_WORK ITEM_:
Everything in the listing that follows should be reproduced exactly except the pictures.

_INPUT MATERIAL_:
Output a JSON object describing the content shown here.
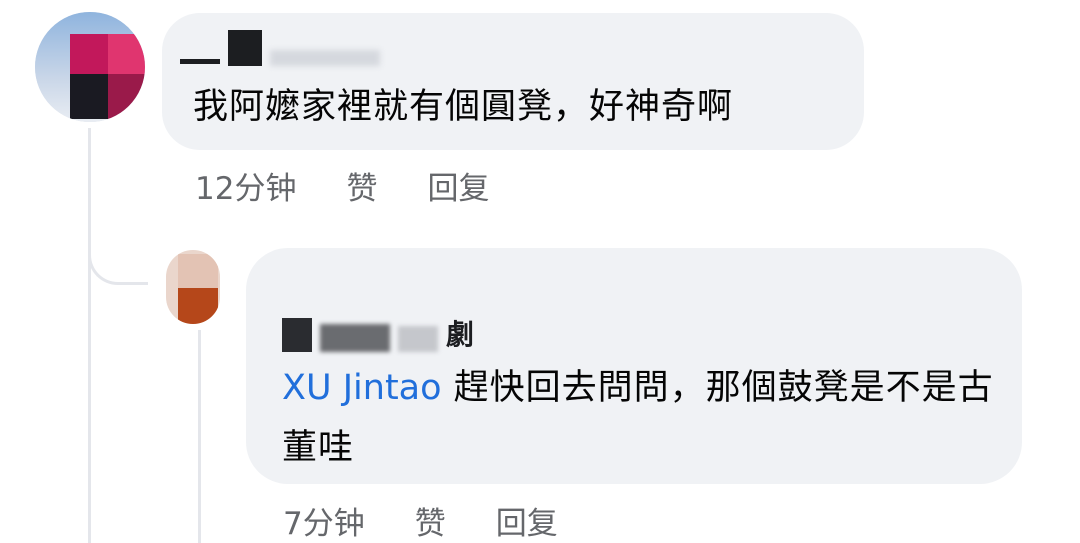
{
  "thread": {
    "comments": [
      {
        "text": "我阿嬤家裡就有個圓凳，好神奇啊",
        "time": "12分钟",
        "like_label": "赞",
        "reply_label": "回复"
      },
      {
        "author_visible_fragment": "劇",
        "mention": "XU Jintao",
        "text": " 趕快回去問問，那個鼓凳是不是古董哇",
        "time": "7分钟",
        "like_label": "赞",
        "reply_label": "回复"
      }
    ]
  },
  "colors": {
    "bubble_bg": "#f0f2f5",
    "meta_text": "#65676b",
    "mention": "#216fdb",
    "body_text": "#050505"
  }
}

_TASK RESPONSE_:
Output a JSON object describing the content shown here.
{
  "thread": {
    "comments": [
      {
        "text": "我阿嬤家裡就有個圓凳，好神奇啊",
        "time": "12分钟",
        "like_label": "赞",
        "reply_label": "回复"
      },
      {
        "author_visible_fragment": "劇",
        "mention": "XU Jintao",
        "text": " 趕快回去問問，那個鼓凳是不是古董哇",
        "time": "7分钟",
        "like_label": "赞",
        "reply_label": "回复"
      }
    ]
  },
  "colors": {
    "bubble_bg": "#f0f2f5",
    "meta_text": "#65676b",
    "mention": "#216fdb",
    "body_text": "#050505"
  }
}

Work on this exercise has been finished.